With these different enterprise systems, an interoperability problem exists because of proprietary protocols and manifest structures. Multiple ABR systems mean that different devices must either pick and choose which systems to support, leading to service-constrained devices, or must include all at increased cost. This situation has motivated companies and experts around the world to propose a single, standard ABR system.
DASH-ing to the Rescue: a Universal ABR System
MPEG-DASH (Dynamic Adaptive Streaming over HTTP) is a newly standardized method for defining Stream Segments and Manifest Files for the purpose of ABR streaming. The specification (ISO-IEC 23009-1) defines a Media Presentation Description (MPD) that formalizes the stream manifest, which includes Segment timing, URLs and media characteristics such as video resolution and bit rates. While compatible Segments can contain any media data — with arbitrary compression — two types of containers are exemplified in the standard: MPEG-4 file format and MPEG-2 Transport Stream.
that enable adaptive bit rate IP video streaming.
In going to a standard system, MPEG-DASH is quickly deployable with the existing Internet infrastructure, using widely deployed standard HTTP servers/caches for scalable delivery. Generic encoders can be reused, with additional descriptive metadata for better client functionality, and legacy manifest files can be converted easily to MPD format, as well as sent in parallel for backward compatibility with low overhead. In addition, existing content and production equipment supporting legacy ABR streaming systems can be used for MPEG-DASH by means of a set of standard Profiles. Apple HLS content can be used with the DASH M2TS Main profile, and Microsoft IIS Smooth Streaming Content is suitable for DASH ISO-BMFF (Base Media File Format) Live profile.

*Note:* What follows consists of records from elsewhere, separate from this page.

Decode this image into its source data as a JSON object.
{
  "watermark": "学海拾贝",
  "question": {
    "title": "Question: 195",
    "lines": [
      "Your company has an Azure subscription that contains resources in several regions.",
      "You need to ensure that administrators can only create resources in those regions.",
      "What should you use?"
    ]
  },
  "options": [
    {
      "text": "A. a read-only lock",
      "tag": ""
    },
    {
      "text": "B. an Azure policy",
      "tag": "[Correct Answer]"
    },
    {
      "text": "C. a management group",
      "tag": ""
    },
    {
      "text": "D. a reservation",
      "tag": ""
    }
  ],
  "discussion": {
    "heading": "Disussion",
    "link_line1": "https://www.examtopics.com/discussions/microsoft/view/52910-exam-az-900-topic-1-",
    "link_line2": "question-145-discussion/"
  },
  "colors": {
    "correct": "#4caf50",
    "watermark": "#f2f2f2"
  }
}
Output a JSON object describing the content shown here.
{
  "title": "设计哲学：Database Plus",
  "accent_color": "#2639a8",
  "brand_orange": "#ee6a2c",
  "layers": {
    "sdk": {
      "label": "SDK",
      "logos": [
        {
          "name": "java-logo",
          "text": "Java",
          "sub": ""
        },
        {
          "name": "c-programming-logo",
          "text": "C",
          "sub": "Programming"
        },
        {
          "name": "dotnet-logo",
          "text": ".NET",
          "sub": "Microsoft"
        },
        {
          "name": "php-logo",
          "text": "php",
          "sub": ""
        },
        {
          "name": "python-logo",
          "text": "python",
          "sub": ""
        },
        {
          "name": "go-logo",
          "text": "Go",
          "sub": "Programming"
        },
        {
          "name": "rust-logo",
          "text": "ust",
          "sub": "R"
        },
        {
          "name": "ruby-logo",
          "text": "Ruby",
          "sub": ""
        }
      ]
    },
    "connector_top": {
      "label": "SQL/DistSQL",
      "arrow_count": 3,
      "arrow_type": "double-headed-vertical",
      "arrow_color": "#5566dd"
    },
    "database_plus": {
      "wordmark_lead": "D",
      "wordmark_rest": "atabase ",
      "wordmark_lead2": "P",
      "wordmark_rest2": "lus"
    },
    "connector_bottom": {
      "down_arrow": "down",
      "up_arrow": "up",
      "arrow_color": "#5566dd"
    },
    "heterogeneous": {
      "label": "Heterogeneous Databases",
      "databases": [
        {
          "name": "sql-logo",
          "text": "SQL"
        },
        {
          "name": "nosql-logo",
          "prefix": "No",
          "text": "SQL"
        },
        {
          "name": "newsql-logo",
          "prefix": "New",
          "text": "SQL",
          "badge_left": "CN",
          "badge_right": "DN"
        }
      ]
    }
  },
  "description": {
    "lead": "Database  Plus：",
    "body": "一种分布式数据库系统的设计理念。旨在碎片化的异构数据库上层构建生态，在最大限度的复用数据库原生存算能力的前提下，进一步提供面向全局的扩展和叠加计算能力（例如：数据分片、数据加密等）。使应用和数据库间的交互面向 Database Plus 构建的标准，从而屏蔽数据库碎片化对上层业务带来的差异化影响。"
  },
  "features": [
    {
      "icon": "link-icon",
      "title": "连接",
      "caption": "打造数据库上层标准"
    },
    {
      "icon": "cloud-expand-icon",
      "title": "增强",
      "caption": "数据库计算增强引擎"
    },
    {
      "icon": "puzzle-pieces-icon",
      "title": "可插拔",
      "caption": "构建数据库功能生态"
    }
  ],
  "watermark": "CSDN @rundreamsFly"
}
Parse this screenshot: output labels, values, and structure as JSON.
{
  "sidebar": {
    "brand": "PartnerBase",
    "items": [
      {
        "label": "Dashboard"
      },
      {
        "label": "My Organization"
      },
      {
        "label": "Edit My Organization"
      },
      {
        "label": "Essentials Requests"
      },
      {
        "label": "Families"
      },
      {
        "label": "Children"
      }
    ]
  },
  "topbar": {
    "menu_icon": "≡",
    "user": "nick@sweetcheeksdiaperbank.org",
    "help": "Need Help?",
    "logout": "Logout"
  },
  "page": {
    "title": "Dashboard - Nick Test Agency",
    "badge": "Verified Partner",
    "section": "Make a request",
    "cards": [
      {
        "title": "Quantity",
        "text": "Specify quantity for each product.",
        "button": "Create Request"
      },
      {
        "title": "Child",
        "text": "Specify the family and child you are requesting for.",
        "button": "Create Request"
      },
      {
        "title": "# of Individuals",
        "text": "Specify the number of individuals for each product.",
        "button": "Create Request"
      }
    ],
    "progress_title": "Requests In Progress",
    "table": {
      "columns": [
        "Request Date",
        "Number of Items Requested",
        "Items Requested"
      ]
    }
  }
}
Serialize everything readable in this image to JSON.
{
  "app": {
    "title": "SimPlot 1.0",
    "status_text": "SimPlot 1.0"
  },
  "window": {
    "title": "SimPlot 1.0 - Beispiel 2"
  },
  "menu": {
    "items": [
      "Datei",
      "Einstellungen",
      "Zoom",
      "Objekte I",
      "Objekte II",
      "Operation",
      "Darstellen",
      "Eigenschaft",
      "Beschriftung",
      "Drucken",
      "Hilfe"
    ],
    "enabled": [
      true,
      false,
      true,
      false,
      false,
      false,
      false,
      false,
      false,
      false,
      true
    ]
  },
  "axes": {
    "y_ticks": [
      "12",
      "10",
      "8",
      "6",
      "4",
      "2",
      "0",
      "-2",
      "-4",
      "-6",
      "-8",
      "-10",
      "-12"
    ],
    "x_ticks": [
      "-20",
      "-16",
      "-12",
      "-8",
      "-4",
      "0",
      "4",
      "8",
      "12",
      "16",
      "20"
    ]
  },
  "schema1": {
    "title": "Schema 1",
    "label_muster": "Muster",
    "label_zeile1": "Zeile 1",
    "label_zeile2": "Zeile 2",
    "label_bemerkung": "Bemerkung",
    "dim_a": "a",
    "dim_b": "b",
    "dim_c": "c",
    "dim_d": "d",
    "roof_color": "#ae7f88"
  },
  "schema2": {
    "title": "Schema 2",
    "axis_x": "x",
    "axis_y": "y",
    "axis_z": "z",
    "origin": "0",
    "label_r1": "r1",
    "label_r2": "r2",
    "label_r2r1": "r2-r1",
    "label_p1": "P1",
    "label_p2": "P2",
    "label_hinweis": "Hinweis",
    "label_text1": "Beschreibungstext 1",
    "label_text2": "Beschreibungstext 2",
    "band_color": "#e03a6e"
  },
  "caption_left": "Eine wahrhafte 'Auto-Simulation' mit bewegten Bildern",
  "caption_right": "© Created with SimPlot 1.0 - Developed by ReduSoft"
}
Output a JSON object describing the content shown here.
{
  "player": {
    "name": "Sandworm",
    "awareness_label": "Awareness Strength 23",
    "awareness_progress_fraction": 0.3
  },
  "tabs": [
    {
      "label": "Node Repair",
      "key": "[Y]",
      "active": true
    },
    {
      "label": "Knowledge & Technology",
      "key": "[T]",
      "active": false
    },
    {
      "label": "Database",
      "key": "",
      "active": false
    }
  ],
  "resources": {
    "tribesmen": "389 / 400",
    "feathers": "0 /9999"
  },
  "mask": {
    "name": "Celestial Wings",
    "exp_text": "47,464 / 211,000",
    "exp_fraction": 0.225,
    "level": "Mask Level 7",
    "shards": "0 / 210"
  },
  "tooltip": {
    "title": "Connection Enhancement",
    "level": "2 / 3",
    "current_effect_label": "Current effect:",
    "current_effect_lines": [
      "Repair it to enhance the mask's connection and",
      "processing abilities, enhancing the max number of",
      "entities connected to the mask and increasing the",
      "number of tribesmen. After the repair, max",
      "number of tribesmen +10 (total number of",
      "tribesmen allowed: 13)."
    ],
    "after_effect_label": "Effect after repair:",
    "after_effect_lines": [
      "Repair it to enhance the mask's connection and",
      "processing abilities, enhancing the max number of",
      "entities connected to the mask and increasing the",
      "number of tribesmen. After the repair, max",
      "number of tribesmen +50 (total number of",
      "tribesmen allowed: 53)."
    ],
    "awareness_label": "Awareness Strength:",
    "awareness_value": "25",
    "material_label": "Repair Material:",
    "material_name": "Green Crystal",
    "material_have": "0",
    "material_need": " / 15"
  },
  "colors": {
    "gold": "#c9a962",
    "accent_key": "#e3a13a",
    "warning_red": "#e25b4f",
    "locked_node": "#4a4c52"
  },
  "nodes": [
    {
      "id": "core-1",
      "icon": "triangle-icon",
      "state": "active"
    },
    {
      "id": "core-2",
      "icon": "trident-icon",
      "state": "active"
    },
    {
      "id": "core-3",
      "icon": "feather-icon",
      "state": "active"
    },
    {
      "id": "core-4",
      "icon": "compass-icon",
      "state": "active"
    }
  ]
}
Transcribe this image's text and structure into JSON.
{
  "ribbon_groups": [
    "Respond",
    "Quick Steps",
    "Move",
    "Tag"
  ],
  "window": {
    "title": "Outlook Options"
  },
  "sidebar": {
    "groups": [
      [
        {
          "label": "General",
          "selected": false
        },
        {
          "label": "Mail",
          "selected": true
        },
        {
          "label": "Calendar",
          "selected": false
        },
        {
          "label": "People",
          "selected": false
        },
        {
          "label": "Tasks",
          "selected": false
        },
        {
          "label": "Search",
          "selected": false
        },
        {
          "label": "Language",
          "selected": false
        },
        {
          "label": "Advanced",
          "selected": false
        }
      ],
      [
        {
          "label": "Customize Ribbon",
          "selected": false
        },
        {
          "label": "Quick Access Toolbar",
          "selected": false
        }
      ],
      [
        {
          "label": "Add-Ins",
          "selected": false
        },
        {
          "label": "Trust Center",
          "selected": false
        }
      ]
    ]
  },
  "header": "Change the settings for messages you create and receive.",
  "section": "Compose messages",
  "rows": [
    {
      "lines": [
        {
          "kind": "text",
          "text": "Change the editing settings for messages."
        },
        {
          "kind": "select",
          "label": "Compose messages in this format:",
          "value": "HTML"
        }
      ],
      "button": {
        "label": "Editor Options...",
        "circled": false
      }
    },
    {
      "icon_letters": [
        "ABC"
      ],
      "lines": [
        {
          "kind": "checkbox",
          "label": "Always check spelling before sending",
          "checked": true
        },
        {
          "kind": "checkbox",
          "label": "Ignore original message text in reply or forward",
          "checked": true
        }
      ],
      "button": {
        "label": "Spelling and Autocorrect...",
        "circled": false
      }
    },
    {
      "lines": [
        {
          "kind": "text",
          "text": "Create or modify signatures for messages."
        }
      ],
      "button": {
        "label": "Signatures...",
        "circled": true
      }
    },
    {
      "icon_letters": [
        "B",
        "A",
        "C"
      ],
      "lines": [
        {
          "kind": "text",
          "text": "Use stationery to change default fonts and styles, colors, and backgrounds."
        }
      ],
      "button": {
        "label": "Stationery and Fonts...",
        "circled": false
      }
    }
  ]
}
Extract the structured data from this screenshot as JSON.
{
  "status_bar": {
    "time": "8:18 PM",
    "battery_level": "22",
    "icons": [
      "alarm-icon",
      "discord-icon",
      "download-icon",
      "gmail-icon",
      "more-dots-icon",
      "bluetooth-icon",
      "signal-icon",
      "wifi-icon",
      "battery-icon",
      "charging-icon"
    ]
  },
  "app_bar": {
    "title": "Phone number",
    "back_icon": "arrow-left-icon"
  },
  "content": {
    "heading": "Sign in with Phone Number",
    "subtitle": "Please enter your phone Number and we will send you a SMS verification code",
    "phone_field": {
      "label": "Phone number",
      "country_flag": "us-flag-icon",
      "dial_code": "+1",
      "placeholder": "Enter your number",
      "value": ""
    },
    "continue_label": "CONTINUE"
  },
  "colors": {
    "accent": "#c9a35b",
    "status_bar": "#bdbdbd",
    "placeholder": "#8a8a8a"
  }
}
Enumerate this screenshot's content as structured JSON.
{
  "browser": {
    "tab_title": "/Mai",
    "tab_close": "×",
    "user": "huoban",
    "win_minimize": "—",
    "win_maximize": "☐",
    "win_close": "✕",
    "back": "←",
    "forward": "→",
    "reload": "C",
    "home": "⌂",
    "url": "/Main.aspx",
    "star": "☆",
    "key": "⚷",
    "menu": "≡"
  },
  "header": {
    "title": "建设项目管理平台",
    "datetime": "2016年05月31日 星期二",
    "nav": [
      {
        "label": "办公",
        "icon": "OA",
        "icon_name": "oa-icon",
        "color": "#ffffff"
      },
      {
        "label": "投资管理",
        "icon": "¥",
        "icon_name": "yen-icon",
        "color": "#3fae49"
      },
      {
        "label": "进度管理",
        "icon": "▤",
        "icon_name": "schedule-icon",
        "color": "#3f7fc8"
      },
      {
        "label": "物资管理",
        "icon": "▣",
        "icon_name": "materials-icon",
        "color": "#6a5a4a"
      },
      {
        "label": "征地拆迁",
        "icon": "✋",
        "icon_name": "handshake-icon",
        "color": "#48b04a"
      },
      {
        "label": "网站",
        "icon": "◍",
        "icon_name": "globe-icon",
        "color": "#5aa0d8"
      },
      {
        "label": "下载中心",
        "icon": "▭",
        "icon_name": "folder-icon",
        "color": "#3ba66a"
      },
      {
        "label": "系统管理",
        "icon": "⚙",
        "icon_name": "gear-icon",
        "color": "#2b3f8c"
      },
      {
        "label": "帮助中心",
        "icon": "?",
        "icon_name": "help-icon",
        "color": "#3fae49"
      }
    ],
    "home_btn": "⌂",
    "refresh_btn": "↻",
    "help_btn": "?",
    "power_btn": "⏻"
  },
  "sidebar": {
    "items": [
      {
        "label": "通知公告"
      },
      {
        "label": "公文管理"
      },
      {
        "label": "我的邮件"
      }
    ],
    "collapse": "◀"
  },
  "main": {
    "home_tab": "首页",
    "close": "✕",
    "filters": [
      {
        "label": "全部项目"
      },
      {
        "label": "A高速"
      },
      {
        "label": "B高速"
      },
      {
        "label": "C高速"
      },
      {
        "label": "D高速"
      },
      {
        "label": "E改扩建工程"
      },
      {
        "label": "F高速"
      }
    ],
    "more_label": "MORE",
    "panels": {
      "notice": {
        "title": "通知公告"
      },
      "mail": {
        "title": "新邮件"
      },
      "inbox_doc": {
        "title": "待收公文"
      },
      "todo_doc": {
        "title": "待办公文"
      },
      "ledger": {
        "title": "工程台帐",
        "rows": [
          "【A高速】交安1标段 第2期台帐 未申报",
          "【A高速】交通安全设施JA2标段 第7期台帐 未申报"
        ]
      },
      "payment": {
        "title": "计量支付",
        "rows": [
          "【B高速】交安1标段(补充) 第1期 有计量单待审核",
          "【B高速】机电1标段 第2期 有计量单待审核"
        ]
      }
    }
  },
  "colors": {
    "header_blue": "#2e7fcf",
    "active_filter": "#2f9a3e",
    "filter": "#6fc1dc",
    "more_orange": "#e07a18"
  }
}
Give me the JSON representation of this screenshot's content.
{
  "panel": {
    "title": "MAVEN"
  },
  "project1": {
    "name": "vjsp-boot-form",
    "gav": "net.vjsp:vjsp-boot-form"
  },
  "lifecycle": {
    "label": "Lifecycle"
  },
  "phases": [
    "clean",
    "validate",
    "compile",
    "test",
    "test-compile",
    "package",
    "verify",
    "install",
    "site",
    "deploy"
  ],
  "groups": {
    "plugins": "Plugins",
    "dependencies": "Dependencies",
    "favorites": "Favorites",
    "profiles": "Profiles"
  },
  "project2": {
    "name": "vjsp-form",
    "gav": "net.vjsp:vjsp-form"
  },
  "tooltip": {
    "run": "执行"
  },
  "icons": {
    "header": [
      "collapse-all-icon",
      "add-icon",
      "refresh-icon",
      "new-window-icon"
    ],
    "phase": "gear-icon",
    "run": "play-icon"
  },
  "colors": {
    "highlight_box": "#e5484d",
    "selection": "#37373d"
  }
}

Vendors are now proposing integrated workflow and delivery systems supporting ABR with multiple source formats, protocols and on multiple devices. While encoding latency can be an issue for live streams, MPEG-DASH includes a profile optimized for live encoding that can achieve a latency of a few seconds by encoding and immediate delivery of short Segments.
In addition to delivery of any multimedia content, MPEG-DASH supports a broad range of use cases, including live, VOD, time shifting (nPVR), ad insertion and dynamic update of program. MPEG-DASH also solves the problem of content repurposing to multiple devices with widely ranging capabilities. In principle, an MPEG-DASH-controlled stream can be targeted simultaneously to both large and small screens, as well as fixed and mobile.
Internet Quickly Becoming Viable for Long-Form Content
The once-exclusive realm of RF transmission as providing the highest quality content consumption experience is being challenged by streaming services. But new technologies and business models are providing broadcasters with the tools to compete with new service entities, and that's where content distribution is headed.
By Aldo Cugnini, Broadcast Engineering